Pregnancy is a season of life filled with lots of physical and emotional changes. Maybe you have waited a long time for a baby, or perhaps the pregnancy was a surprise and you are still adjusting to the news.
It is common to have financial, health, family, living arrangements, or other concerns that come up during the pregnancy. These additional life stressors or the hormones of pregnancy can lead to mood changes as well.
Many women experience mood changes during pregnancy and up until one year after the birth for their babies. It is natural to have mild symptoms that include feeling tired, irritable, worried, or occasionally sad during this same time span. But if these symptoms last more than a couple of weeks or interfere with regular daily activities, you may need to discuss them with your healthcare provider. You are more susceptible to depression or anxiety if you have a history of depression or drug/alcohol abuse, family history of mental illness, poor support from family and friends, problems with a previous pregnancy, relationship or financial concerns.
The following are symptoms that are sometimes associated with depression/anxiety during pregnancy and important to discuss with your provider if they persist for more than a few weeks:

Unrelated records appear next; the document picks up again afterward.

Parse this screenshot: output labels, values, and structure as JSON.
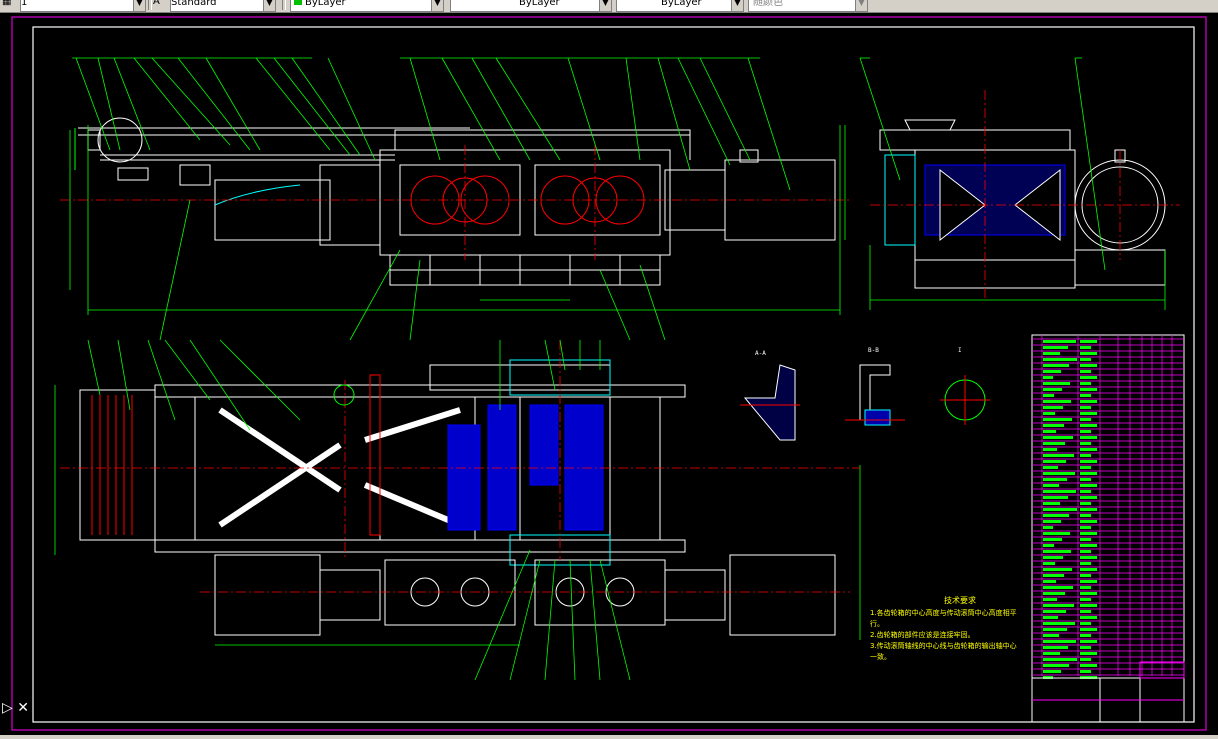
{
  "toolbar": {
    "layer_value": "1",
    "textstyle_value": "Standard",
    "color_value": "ByLayer",
    "linetype_value": "ByLayer",
    "lineweight_value": "ByLayer",
    "plotstyle_value": "随颜色"
  },
  "drawing": {
    "tech_req_title": "技术要求",
    "tech_req_lines": [
      "1.各齿轮箱的中心高度与传动滚筒中心高度相平",
      "行。",
      "2.齿轮箱的部件应该是连接牢固。",
      "3.传动滚筒轴线的中心线与齿轮箱的输出轴中心",
      "一致。"
    ],
    "section_labels": [
      "A-A",
      "B-B",
      "I"
    ]
  },
  "colors": {
    "background": "#000000",
    "frame": "#ff00ff",
    "outline": "#ffffff",
    "dimension": "#00ff00",
    "center": "#ff0000",
    "hatch": "#0000ff",
    "text": "#ffff00"
  }
}
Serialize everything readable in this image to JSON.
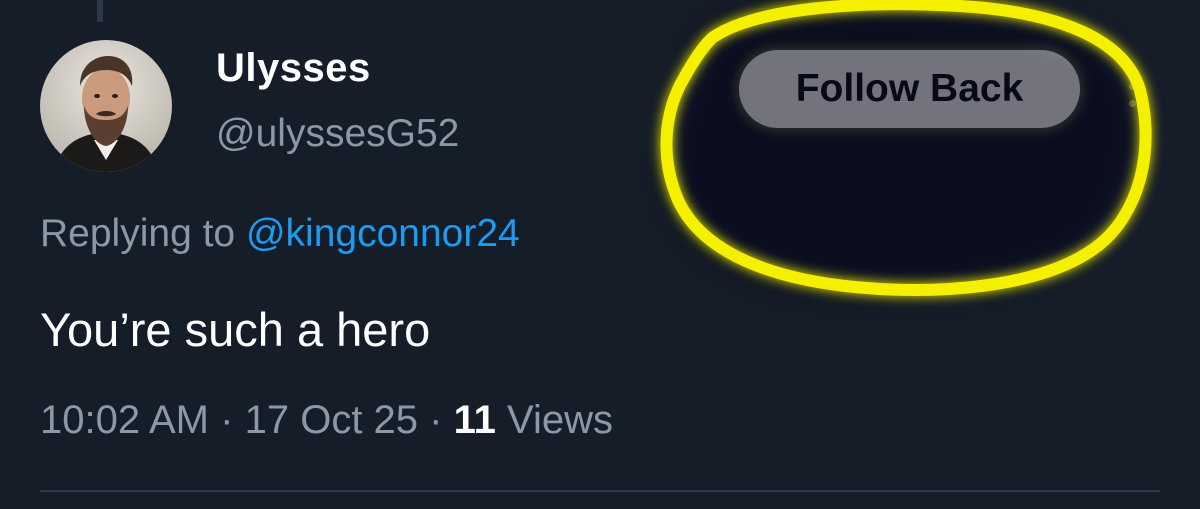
{
  "tweet": {
    "author": {
      "display_name": "Ulysses",
      "handle": "@ulyssesG52"
    },
    "follow_button_label": "Follow Back",
    "reply": {
      "prefix": "Replying to",
      "target": "@kingconnor24"
    },
    "text": "You’re such a hero",
    "meta": {
      "time": "10:02 AM",
      "separator": "·",
      "date": "17 Oct 25",
      "views_count": "11",
      "views_label": "Views"
    }
  },
  "colors": {
    "background": "#151d29",
    "primary_text": "#ffffff",
    "secondary_text": "#8b98a5",
    "link": "#1d9bf0",
    "highlight_circle": "#f5f000"
  },
  "icons": {
    "more": "more-vertical-icon"
  }
}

Eating a healthy diet, participating in approved exercises, adequate sleep, developing a strong social support network, and reducing stress will often help control the mood changes experienced with pregnancy. If these do not help with your symptoms your provider may be able to help.